Russia has stepped up to join the fight against ISIS in Syria, but the U.S. remains concerned about the conflict that continues to rage on in the Middle East.
Russian warplanes initiated a series of airstrikes over Syria on Wednesday, adding an additional reason for the United States to feel concern over the situation in the Middle East. According to a report from the Washington Post, Russia’s involvement significantly complicates the multi-year war that has cost the world billions of dollars and created millions of refugees.
Washington was quick to criticize the airstrikes, which they claim fell upon targets where members of the Islamic State were likely not even present. U.S. officials claimed that Moscow’s involvement would not take precedent over an American-led campaign targeting IS fortifications by air in Syria.
The Russian airstrikes also highlight Putin’s interest in the Middle East, particularly in Syria. Putin expressed to the U.N. this week his opinion that Syria’s government, led by president Bashar Al-Assad was crucial to maintaining stability in the country. President Obama argued that considering the atrocities Assad has carried out against his own people, including bombing sovereign towns and villages, could not continue any longer.
Russian planes struck just hours after Moscow authorized the use of military force against the Islamic State. U.S. Secretary of State John Kerry doubled down on President Obama’s argument, stating that military alliance with Assad’s government is not the answer to the tumult occurring in the region.

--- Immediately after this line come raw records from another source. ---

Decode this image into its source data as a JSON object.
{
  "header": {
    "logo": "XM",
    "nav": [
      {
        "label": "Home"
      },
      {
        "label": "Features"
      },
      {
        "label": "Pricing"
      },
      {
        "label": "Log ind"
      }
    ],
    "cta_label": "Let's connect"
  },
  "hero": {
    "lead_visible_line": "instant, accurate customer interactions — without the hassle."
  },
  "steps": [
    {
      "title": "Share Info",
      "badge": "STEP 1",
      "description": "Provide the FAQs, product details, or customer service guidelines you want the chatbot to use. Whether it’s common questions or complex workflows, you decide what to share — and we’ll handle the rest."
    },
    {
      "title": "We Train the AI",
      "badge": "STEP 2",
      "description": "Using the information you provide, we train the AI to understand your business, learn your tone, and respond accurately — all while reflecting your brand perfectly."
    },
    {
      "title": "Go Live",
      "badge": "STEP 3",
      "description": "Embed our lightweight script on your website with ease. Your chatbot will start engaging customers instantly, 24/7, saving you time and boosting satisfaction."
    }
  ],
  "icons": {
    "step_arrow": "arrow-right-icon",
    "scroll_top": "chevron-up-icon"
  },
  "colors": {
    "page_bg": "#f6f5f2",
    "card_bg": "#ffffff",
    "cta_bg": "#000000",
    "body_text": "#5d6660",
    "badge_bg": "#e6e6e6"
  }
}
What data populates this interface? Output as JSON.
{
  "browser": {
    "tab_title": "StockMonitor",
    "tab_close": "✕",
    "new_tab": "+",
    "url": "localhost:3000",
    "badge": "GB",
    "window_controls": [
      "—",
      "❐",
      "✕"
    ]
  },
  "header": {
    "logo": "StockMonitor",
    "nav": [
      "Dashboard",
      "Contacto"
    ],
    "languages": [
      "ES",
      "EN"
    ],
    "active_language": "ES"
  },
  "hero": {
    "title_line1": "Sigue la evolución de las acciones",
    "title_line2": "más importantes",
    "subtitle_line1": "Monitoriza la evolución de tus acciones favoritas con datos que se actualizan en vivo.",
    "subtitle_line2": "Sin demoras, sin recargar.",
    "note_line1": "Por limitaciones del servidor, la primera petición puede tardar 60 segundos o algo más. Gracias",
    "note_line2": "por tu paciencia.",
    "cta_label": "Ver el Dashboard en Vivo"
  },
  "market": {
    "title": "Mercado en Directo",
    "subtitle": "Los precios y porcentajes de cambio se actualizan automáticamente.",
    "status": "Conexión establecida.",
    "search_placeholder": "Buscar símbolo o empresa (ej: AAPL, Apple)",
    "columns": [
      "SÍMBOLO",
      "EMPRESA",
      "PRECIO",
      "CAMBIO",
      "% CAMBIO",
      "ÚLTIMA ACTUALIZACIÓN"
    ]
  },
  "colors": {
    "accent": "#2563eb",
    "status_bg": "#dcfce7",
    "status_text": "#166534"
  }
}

A bona fide alliance between the Russians and Assad’s government would mean trouble for efforts to stabilize embattled regions in the Middle East. U.S. policy follows a desire to keep conflict at a minimum, where Russians may begin standing by the Syrian government against anyone it perceives as hostile.
According to one of Putin’s spokesmen, Dmitry Peskov, “Russia will factually be the only country to carry out this operation on the basis of the request of the legitimate government of Syria.”
It remains to be seen how Russia’s involvement in the conflict will influence outcomes in Syria and beyond, but for now U.S. officials are understandably on edge.